By Lyndsey Hall
Prior to the Coronavirus pandemic, most businesses had enough desks or workstations for each and every employee. The remote working revolution that has come about as a result of Covid-19 has forced businesses to rethink their premises strategy. Firms are now asking themselves whether they need desks for everyone and whether they really need so much (expensive) office space.
The evolution of the modern office
Throughout the last 20 years or so, offices have evolved. Workspaces have become more open plan. Not everyone is a fan of this – some people find that open plan working involves too many distractions. However, others, conversely, find the added interaction with colleagues in an open plan office inspires innovation and fosters collaboration.
The impact of lockdown on the workplace
Open plan offices, hot desking, and other modern premises strategies were generally designed around assumptions on the number of staff, number of desks required, and so forth. However, the work from home revolution has suggested that businesses don’t need desks, workstations, or offices for all staff. Another consideration is new attitudes to virus transmission and social distancing. People no longer want to sit close to others.
The work from home revolution
Many firms have already responded by launching permanent work from home policies. Some firms want people to work from home for one or two days per week, while others only want to see their employees in the office one or twice a month.
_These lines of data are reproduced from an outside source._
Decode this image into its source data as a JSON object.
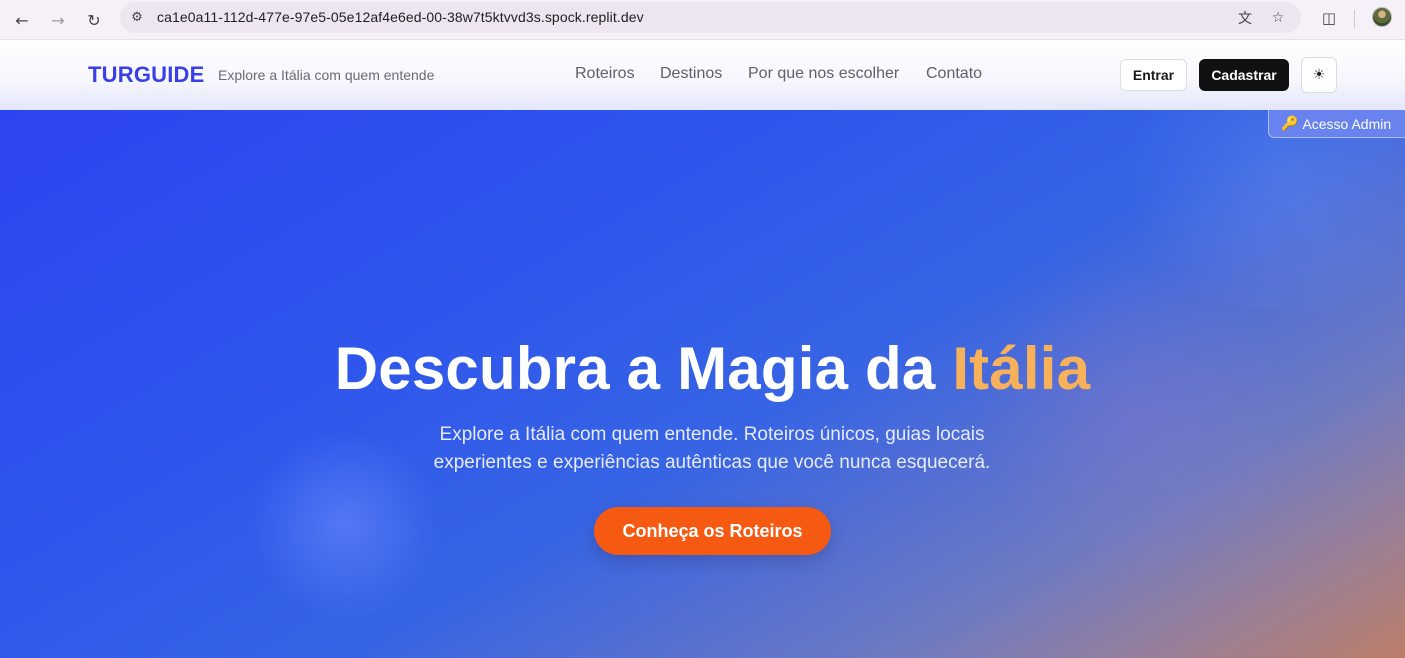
{
  "browser": {
    "url": "ca1e0a11-112d-477e-97e5-05e12af4e6ed-00-38w7t5ktvvd3s.spock.replit.dev",
    "icons": [
      "back-arrow-icon",
      "forward-arrow-icon",
      "reload-icon",
      "site-settings-icon",
      "translate-icon",
      "star-icon",
      "extensions-icon",
      "profile-avatar"
    ]
  },
  "header": {
    "logo": "TURGUIDE",
    "tagline": "Explore a Itália com quem entende",
    "nav": [
      "Roteiros",
      "Destinos",
      "Por que nos escolher",
      "Contato"
    ],
    "login_label": "Entrar",
    "signup_label": "Cadastrar",
    "theme_icon": "sun-icon"
  },
  "admin": {
    "label": "Acesso Admin",
    "icon": "key-icon"
  },
  "hero": {
    "title_main": "Descubra a Magia da ",
    "title_accent": "Itália",
    "subtitle": "Explore a Itália com quem entende. Roteiros únicos, guias locais experientes e experiências autênticas que você nunca esquecerá.",
    "cta_label": "Conheça os Roteiros"
  },
  "colors": {
    "brand": "#3a40e6",
    "accent_text": "#f6b15a",
    "cta": "#f65a12",
    "hero_gradient_start": "#2e44f2",
    "hero_gradient_end": "#bb7d68"
  }
}
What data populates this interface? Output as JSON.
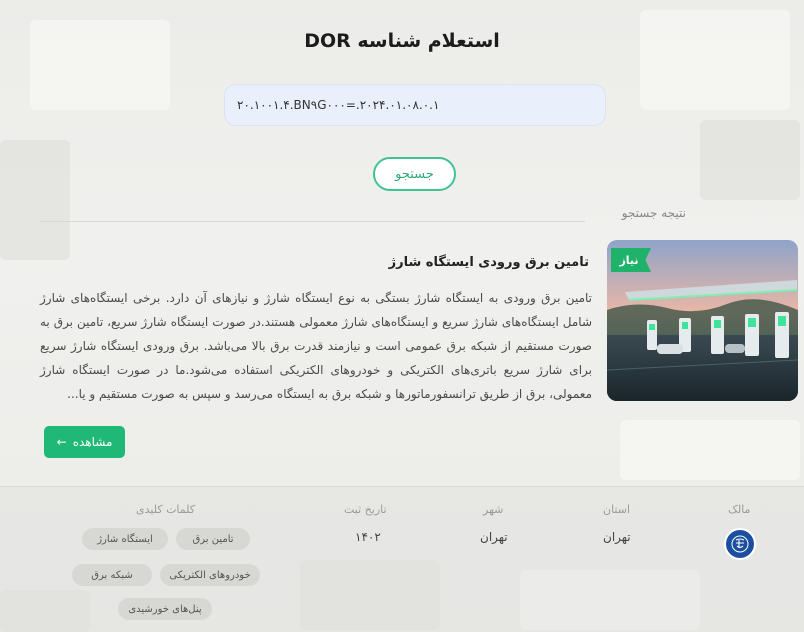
{
  "title": "استعلام شناسه DOR",
  "search": {
    "value": "۲۰.۱۰۰۱.۴.BN۹G۰۰۰=.۲۰۲۴.۰۱.۰۸.۰.۱",
    "button_label": "جستجو"
  },
  "results_label": "نتیجه جستجو",
  "card": {
    "badge": "نیاز",
    "title": "تامین برق ورودی ایستگاه شارژ",
    "description": "تامین برق ورودی به ایستگاه شارژ بستگی به نوع ایستگاه شارژ و نیازهای آن دارد. برخی ایستگاه‌های شارژ شامل ایستگاه‌های شارژ سریع و ایستگاه‌های شارژ معمولی هستند.در صورت ایستگاه شارژ سریع، تامین برق به صورت مستقیم از شبکه برق عمومی است و نیازمند قدرت برق بالا می‌باشد. برق ورودی ایستگاه شارژ سریع برای شارژ سریع باتری‌های الکتریکی و خودروهای الکتریکی استفاده می‌شود.ما در صورت ایستگاه شارژ معمولی، برق از طریق ترانسفورماتورها و شبکه برق به ایستگاه می‌رسد و سپس به صورت مستقیم و یا...",
    "view_label": "مشاهده",
    "view_arrow": "←"
  },
  "info": {
    "owner_label": "مالک",
    "province_label": "استان",
    "province_value": "تهران",
    "city_label": "شهر",
    "city_value": "تهران",
    "date_label": "تاریخ ثبت",
    "date_value": "۱۴۰۲",
    "keywords_label": "کلمات کلیدی",
    "keywords": [
      "تامین برق",
      "ایستگاه شارژ",
      "خودروهای الکتریکی",
      "شبکه برق",
      "پنل‌های خورشیدی"
    ]
  },
  "colors": {
    "accent": "#1fb877",
    "outline": "#40c392",
    "owner_logo": "#1d4fa0"
  }
}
Many people will celebrate this new development. No more commute, a comfortable working environment at home and a better work-life balance. That is fine for those who want to live in the countryside and who have a spare room to convert into an office or study. However, it may not work as well for those who live in small apartments, who cannot afford the luxury of a dedicated home-office.
The pros and cons of a remote workforce
Businesses may benefit from reduced premises costs and staff may benefit from reduced travel time and commuting costs so it can be a win-win scenario for those with a suitable remote working setup. All of this points to the end of being expected to attend the office every day. It could mean the end of hot desking, open plan working, and the distraction of others. However, businesses need to think carefully about how to train and develop their people remotely. This will involve an investment in terms of time, effort, technology and money.
The shift in resources from premises to people
There is an opportunity for businesses to reduce premises costs but a shift in thinking will be required in order to make this effective. It seems likely that the best businesses will invest some of the savings back into their people and they are the firms that will most likely succeed in the longer term. Change is upon us and it’s time to adapt accordingly.
Have you switched up the way your staff work? Where do you stand on office vs remote working? Let us know your thoughts via our LinkedIn.